Use Laymen’s Terms
Industry jargon in announcements and prompts can baffle many customers. Ask people of various ages who are unfamiliar with insurance lingo to test your computerized phone system. Reword anything that’s hard to understand to universally recognized layman’s terms.
Make Prompts Relevant
Nonspecific automated voice prompts any other business or industry could use fail to set your establishment apart as unique and helpful. Your IVR is a branding tool that influences the first impression your organization makes. So, avoid generic, confusing, weak, and boring language.
Keep Voice and Volume Consistent
Changing voices, pitches, timbers, and volumes is jarring to listeners. That’s as unsettling as websites that switch from red to pink to orange backgrounds. Use one brand-consistent announcer that’s easy-to-understand, relatable, and trustworthy instead.
Maintain a Reasonable Speaking Pace
Listeners may not grasp all necessary information in fast-talking messages. Repeated attempts to comprehend details correctly will frustrate them. Announcements that are too slow can sound patronizing and make customers lose interest. Keep all recordings at an average pace everyone should appreciate.
Address Users’ Priorities
Call centers that wonder why users complain about IVRs or select the wrong options need to experience the customer journey. Becoming a study participant reveals what patrons go through so you can keep acceptable features and fix inadequate ones.
Skip Non-Essential Compliance Notices
Even though IVRs remember to deliver compliance announcements and are cost effective compared to live agents, turning yours into your lawyer spouting non-essential regulation messages is a pointless time waster. Also skip legalese; long-winded and confusing statements make customers feel like you’re putting them on trial.
Alternate On-Hold Messages

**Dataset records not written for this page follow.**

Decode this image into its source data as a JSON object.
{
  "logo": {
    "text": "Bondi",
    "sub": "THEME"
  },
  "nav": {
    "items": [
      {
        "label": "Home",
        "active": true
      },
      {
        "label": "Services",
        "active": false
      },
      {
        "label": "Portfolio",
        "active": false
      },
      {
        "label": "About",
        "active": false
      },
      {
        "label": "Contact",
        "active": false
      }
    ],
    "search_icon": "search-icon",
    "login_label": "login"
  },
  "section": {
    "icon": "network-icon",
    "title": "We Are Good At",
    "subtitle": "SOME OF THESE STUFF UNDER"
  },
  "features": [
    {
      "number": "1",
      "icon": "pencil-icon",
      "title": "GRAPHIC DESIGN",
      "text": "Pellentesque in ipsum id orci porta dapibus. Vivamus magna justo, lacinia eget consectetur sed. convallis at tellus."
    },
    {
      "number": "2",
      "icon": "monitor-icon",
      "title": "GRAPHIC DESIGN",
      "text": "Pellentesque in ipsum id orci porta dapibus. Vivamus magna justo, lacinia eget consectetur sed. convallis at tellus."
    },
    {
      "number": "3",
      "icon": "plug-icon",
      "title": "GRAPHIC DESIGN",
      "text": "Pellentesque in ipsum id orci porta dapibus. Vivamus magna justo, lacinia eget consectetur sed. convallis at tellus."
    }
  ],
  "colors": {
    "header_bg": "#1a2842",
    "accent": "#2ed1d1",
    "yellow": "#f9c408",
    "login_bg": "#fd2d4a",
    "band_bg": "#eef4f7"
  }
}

Waiting for assistance irks busy people, if they need to speak with a customer service agent. And hearing just one speech repeatedly every 30 seconds drives already displeased customers crazy. Adding some variety with three alternating on-hold messages will avoid irritating impatient users further.
Play Neutral Background Music
Hearing loud, distracting music during on-hold periods annoys customers to the point of hanging up before completing their business. And anything not reflecting your brand image is a disservice to your company. Choose background selections that bring neutral reactions over ones that provoke aggravation.
Establish a Revision Plan
Your preliminary IVR objectives may be clear. But over time, they’re likely to fluctuate. Various factors can turn an original positive user experience into a negative one later. Decide how to manage inevitable changes when you implement your automated solution initially.
Not letting customers share their opinions of your virtual agent is a problem many firms need to overcome. The best way to know which IVR aspects are helping and hurting your insurance business is asking users for feedback. End calls with short surveys or simple questions to draw out patrons’ honest replies. Then upgrade your setup to accommodate the most frequent responses.
Review and Improve Your System Regularly
Treat your programmed attendant like an employee. Establish performance standards aligning with your call center or organizational objectives for it to meet. Examples include your IVR’s impact on satisfaction ratings and incorrect routing. Unless you measure your automated phone system’s success, you’ll never know whether it’s effective. Monitor announcements and prompts regularly, removing, replacing, and adding options immediately as necessary.